So you ask,”what got you started in this imagineering thing?”
Partly, my son and his interest in trains. He has liked N scale since he was four years old. Once he saw several of my On30 engines out of their boxes, a truly rare occurrence in his lifetime, he decided he liked “the big ones” as well. So now we have a scale and a gauge in common.
However, long before this happened, the idea of using On30 to represent a Maine two foot railroad and a Maryland “Farmer’s Railroad” had come to mind. Thought it would be an interesting project to take to local model railroad shows to share the “Narrow Gauge Experience” as well have something to operate as I worked on my 12″=1ft basement project.
Not being one of the narrow gauge purist when it comes to On30 representing either two foot or three foot railroads, decided to sit down and look at different 24, 30, and 36 inch gauge railroads that offered an interesting switching area that could be made into a module or two since my “permanently up” model railroad was going to be one in On2 and one in Sn3.
Due to my interest in various narrow gauge railroads around the world (mostly western hemisphere), it is difficult to find just one prototype to model when there are so many different railroads, themes, scenes, etc that have caught my fancy over the years. Watching the EBT switch hoppers at the mines in Robertsdale, Pennsylvania sounds just as interesting to me as the Gilpin Tram switching the mills in Black Hawk, Colorado. Themes, just too many have an interest over the years. From coal mining to hard rock mining, logging and wood products, slate industry, dairy, livestock, or just plain old general freight. Scenes are a similar story, whether it was a bridge, a station, line side barn or industry, or the whole town. Once again lots of scenes, not enough space. Then an idea came to mind. How about if I made a On30 model railroad and replaced scenes and buildings. Then I could model several different railroads in the same space! Next problem, a flexible enough track arrangement to make this idea work. What typical scene interested me the most! Came down to those that required switching from Strong Maine to the Hawaiian Islands, Alaska to Peru and everywhere in-between whether a junction, or “division point”. Especially those that contained a wye or switchback, they seemed to make it to the top of my list. However, a few such as SR&RL at Strong and Kingfield Maine, the Ma&Pa at Delta, Pa/Cardiff, Md and C&S/Gilpin at Black Hawk were the major exceptions to wyes and swirchbacks. Granted, the Ma&Pa did have a wye at Delta at one time, but for most of the Ma &Pa’s time in Delta they used a very nice Sellers turntable.

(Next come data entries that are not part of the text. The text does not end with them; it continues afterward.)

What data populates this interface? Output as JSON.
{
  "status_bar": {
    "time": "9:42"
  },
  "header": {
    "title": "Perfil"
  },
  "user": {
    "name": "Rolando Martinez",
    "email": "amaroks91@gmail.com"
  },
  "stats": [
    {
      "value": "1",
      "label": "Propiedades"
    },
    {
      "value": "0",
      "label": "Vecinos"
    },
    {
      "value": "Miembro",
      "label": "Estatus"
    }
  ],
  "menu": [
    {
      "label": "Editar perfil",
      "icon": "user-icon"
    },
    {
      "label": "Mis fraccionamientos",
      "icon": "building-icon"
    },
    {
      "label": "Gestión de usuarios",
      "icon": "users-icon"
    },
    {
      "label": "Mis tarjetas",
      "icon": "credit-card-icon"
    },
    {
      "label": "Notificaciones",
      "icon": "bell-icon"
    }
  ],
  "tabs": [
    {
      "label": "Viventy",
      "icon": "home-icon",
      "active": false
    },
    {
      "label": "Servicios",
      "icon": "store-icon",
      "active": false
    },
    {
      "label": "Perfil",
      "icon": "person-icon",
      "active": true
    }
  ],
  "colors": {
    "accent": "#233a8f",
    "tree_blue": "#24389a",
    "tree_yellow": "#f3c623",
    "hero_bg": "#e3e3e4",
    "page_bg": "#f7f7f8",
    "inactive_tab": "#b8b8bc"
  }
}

So the search for an interesting generic scene became the new goal. Standard gauge came to the rescue. Yes, you read that correctly. Standard gauge came to the rescue of my narrow gauge quest. So much for being a narrow gauge fan you say. I know, but the solution to my problem had an interesting twist. It was 10 minutes up the road and I had driven through it numerous times without giving it a thought. The Stewartstown Railroad’s Stewartstown terminal (see http://www.stewartstownrailroad.com/ for more about the Stewartstown RR) was perfect . It had a wye, several industries to switch, a small engine terminal, nice station area and it was situated in a small “valley” so to speak in terms of our local geography.
Since I had been searching through photos of Mexican narrow gauge at the time, I wondered how well my Ferrocarril de Agricultor [FdA] (Farmer’s Railway) would fit the Stewartstown configuration. Central to the whole equation where several photos from Mexican and South American railroads that really interested me. I really liked the market scene of vendors selling hats and have always liked the mixed train backing out of the station.
What if the station’s architecture matched the market’s arches? Hmmm that sounded interesting. Wonder if I could make the street between the station and market of a cobblestone covered in dirt, an interesting scene from another photograph I had snatched off of the internet.So then it was off to find other Spanish colonial and adobe buildings to fill out my new Mexican village. The main industry, agricultural products including my favorite drink coffee! Low and behold where there was once nothing, there was now an imagineered railroad, Ferrocarril de Agricultor in “Peublo de Cafe’ ” ( literally, village of coffee), using a trackplan similar to the Stewartstown railroad in faraway York County Pennsylvania. That is how my adventure in Model Railroad Imagineering got started.
One last thought, what would the FdA’s Pueblo de Cafe’s engine terminal look like? The 2ft gauge Mexicano provided an answer (and maybe a future engine).